Element data from apps and pages:
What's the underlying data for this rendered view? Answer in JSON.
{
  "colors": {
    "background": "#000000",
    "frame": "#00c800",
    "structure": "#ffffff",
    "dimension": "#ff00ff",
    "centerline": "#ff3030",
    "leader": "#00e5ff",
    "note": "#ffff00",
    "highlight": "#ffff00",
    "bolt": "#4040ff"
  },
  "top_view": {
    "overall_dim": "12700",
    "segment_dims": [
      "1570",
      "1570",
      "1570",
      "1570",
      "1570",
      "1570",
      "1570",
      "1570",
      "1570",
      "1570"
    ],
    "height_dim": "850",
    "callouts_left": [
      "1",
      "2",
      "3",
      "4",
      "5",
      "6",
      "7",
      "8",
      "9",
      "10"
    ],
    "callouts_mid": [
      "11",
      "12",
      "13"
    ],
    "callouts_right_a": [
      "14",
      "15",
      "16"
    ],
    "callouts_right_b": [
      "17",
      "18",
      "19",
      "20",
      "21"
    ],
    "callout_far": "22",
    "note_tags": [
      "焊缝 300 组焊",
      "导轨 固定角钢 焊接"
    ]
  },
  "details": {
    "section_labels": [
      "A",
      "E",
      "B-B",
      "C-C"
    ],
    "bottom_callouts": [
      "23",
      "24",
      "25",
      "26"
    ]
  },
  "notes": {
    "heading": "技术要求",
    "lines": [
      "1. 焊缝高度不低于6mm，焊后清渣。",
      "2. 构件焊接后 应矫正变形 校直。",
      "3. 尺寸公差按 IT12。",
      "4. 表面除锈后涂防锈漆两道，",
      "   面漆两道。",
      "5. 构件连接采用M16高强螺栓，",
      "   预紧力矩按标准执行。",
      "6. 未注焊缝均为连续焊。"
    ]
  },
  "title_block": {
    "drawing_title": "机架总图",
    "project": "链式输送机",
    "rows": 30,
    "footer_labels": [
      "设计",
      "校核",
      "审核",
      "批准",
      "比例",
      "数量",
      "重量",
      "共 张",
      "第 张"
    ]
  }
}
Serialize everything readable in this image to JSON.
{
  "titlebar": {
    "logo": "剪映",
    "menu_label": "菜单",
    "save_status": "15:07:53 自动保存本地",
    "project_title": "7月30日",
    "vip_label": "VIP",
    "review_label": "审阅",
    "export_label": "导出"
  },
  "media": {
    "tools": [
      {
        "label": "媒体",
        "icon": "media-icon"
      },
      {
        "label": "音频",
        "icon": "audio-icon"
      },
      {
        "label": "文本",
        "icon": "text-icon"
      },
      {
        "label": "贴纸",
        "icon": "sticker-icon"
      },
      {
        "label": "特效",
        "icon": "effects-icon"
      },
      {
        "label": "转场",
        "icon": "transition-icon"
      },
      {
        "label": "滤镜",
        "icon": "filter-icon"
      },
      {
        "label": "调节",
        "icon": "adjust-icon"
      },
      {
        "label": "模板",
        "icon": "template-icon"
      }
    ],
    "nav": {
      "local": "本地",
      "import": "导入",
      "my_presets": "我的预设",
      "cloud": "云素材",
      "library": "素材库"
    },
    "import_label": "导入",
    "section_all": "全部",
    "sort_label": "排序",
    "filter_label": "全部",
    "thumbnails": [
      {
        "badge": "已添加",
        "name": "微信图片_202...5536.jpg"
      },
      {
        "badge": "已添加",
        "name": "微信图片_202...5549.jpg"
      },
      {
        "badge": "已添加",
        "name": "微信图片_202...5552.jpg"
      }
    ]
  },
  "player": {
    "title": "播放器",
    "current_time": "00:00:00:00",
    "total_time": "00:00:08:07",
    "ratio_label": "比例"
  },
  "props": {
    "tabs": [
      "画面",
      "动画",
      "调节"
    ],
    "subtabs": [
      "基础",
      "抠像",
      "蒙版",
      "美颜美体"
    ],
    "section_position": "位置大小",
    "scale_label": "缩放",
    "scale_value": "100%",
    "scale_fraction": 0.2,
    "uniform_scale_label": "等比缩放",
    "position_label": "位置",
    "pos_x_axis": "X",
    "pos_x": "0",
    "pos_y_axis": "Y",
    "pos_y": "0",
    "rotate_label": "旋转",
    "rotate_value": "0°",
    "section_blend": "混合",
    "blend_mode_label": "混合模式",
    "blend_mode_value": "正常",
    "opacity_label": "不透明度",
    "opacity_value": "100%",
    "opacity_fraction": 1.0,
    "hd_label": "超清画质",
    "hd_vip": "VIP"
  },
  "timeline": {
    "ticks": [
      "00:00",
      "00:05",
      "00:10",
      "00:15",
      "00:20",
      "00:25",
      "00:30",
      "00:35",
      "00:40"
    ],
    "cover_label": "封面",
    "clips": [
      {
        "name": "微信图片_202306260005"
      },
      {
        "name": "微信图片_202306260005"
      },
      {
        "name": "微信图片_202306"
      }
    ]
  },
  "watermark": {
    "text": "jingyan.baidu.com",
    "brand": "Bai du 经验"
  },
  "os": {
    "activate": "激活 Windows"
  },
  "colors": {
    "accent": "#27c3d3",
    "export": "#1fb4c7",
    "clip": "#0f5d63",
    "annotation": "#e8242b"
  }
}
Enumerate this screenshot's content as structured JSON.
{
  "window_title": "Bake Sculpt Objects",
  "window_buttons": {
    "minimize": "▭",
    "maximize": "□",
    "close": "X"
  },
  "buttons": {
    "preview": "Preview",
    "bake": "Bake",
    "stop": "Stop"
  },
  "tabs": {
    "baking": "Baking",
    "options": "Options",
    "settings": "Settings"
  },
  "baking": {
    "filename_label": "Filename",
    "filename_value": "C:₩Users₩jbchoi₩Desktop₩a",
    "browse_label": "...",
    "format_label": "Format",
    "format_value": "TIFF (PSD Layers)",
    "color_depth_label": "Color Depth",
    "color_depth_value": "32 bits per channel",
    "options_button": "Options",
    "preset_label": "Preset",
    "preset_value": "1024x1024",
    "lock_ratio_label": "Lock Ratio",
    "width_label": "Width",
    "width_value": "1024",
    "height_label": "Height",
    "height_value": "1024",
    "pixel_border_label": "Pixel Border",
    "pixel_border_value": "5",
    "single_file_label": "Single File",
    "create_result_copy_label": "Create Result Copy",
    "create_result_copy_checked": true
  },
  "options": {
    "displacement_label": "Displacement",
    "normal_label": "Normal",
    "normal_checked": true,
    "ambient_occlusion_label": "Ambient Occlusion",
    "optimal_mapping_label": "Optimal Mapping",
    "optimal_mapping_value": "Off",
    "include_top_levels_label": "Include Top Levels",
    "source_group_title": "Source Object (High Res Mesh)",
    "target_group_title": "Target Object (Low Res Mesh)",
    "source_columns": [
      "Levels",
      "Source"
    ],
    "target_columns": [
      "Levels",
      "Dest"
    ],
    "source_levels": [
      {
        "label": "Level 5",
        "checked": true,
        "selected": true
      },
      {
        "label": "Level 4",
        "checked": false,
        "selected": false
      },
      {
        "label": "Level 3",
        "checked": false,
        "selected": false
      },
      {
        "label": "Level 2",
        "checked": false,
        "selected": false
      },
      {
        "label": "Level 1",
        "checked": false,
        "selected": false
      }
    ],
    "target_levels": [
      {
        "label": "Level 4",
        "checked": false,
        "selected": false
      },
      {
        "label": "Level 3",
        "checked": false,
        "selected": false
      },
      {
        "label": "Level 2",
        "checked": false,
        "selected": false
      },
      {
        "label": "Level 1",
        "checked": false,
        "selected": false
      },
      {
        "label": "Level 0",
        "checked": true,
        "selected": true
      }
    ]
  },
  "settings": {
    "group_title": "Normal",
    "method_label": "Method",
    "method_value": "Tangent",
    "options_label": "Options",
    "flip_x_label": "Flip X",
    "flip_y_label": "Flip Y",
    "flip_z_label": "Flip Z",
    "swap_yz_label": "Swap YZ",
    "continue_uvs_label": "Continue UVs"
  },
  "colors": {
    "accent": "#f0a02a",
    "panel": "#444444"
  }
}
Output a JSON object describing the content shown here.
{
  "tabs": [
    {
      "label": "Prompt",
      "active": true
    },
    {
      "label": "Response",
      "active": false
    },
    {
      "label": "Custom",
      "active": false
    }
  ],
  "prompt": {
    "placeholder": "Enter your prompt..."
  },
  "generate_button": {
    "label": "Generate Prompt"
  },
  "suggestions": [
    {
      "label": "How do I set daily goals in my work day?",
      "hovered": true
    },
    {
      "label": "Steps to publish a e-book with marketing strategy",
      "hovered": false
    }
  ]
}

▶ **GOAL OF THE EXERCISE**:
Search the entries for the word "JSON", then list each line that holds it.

▶ **OUTPUT BELOW**:
What's the underlying data for this rendered view? Answer in JSON.
Serialize everything readable in this image to JSON.
Enumerate this screenshot's content as structured JSON.
Output a JSON object describing the content shown here.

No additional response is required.